I’m just excited period. I love this stuff! But more specifically, I’m so humbled by the work that I see happening around the world in IoT and Hardware today. Some of the most important issues facing the world are being tacked. I love seeing the advancements in homemade prosthetic devices, the advancements in eHealth, and what’s happening in modernizing the way we move around and inhabit the world. It seems that we have come out of the photo sharing app haze and back into the world where we work on really hard problems.
This is the most defining characteristics of the founders we invest in. They have to believe that the world SHOULD be done, no matter how hard and be willing to take the hardships that come along with building IoT businesses on the head, every single day. Without that level of perseverance, you will not live long enough to see an IoT business all the way through.
I have infinite respect for anyone that is willing to take the punishment of building a hardware or IoT company and love when we get to witness them win, because they win really big (like being profitable in under two years!). It takes the type of tenacity and will power that I assume characterized the early founders of the valley and most of the modern day legends in technology. Back then, you couldn’t ‘fail fast’ or ‘pivot and jam’ your way into sustainable companies. They had to plan, plan, and plan some more, work their butts off, and work on massive problems to be worth all of the risk and effort. I have a really warm feeling that that type of old school entrepreneurship is making a comeback, maybe even becoming cool. That’s the kind of world I want to live in and I’m proud that Brinc plays a small part in making this vision a reality.

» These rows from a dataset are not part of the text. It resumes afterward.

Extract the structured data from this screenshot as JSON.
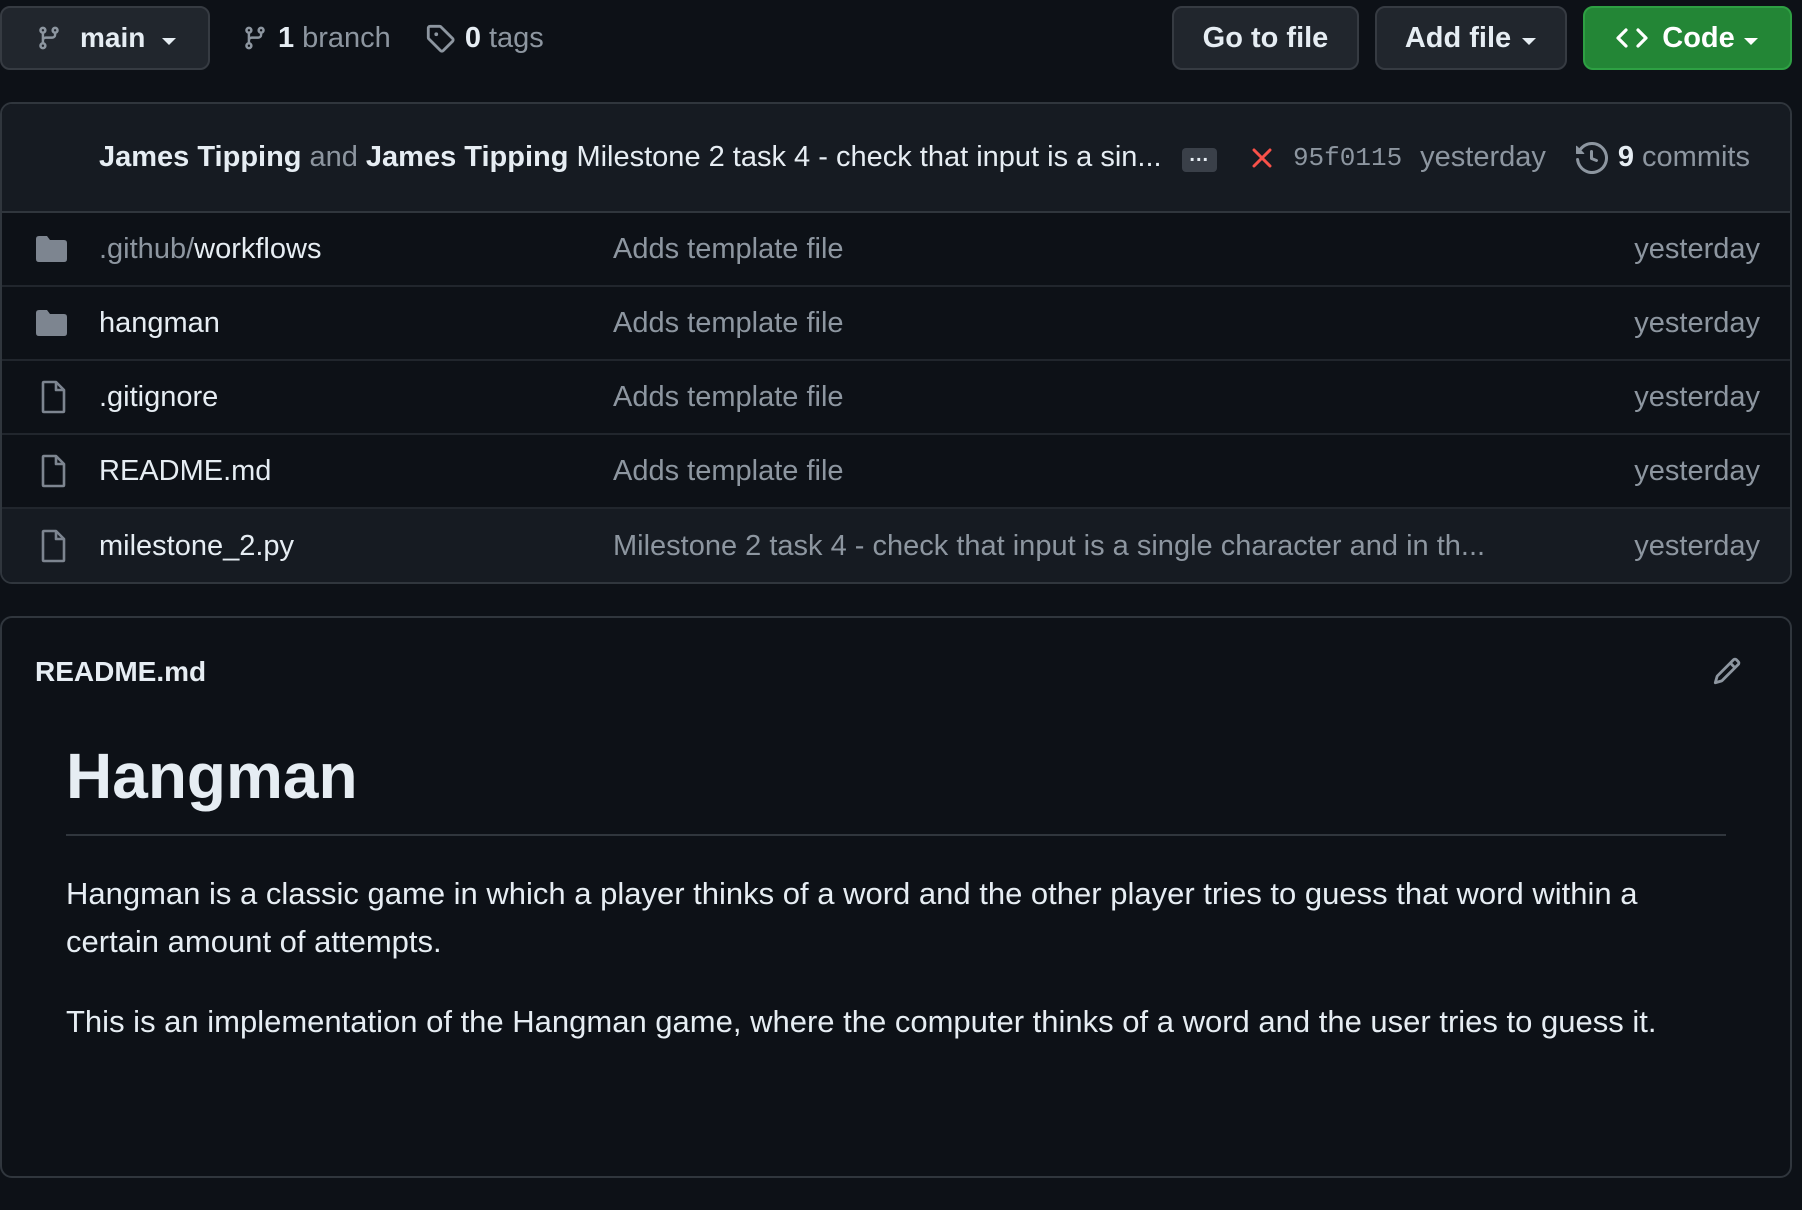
{
  "topbar": {
    "branch": "main",
    "branch_count": "1",
    "branch_label": "branch",
    "tag_count": "0",
    "tag_label": "tags",
    "goto_label": "Go to file",
    "addfile_label": "Add file",
    "code_label": "Code"
  },
  "commit": {
    "author1": "James Tipping",
    "and": "and",
    "author2": "James Tipping",
    "message": "Milestone 2 task 4 - check that input is a sin...",
    "ellipsis": "...",
    "sha": "95f0115",
    "time": "yesterday",
    "count": "9",
    "count_label": "commits"
  },
  "files": [
    {
      "prefix": ".github/",
      "name": "workflows",
      "type": "folder",
      "message": "Adds template file",
      "date": "yesterday"
    },
    {
      "prefix": "",
      "name": "hangman",
      "type": "folder",
      "message": "Adds template file",
      "date": "yesterday"
    },
    {
      "prefix": "",
      "name": ".gitignore",
      "type": "file",
      "message": "Adds template file",
      "date": "yesterday"
    },
    {
      "prefix": "",
      "name": "README.md",
      "type": "file",
      "message": "Adds template file",
      "date": "yesterday"
    },
    {
      "prefix": "",
      "name": "milestone_2.py",
      "type": "file",
      "message": "Milestone 2 task 4 - check that input is a single character and in th...",
      "date": "yesterday"
    }
  ],
  "readme": {
    "filename": "README.md",
    "heading": "Hangman",
    "p1": "Hangman is a classic game in which a player thinks of a word and the other player tries to guess that word within a certain amount of attempts.",
    "p2": "This is an implementation of the Hangman game, where the computer thinks of a word and the user tries to guess it."
  },
  "colors": {
    "background": "#0d1117",
    "code_button": "#238636",
    "fail": "#f85149"
  }
}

Anything else you’d like to add / we should have asked you?
So much 🙂 Happy to keep chatting. So much to discuss and so little time!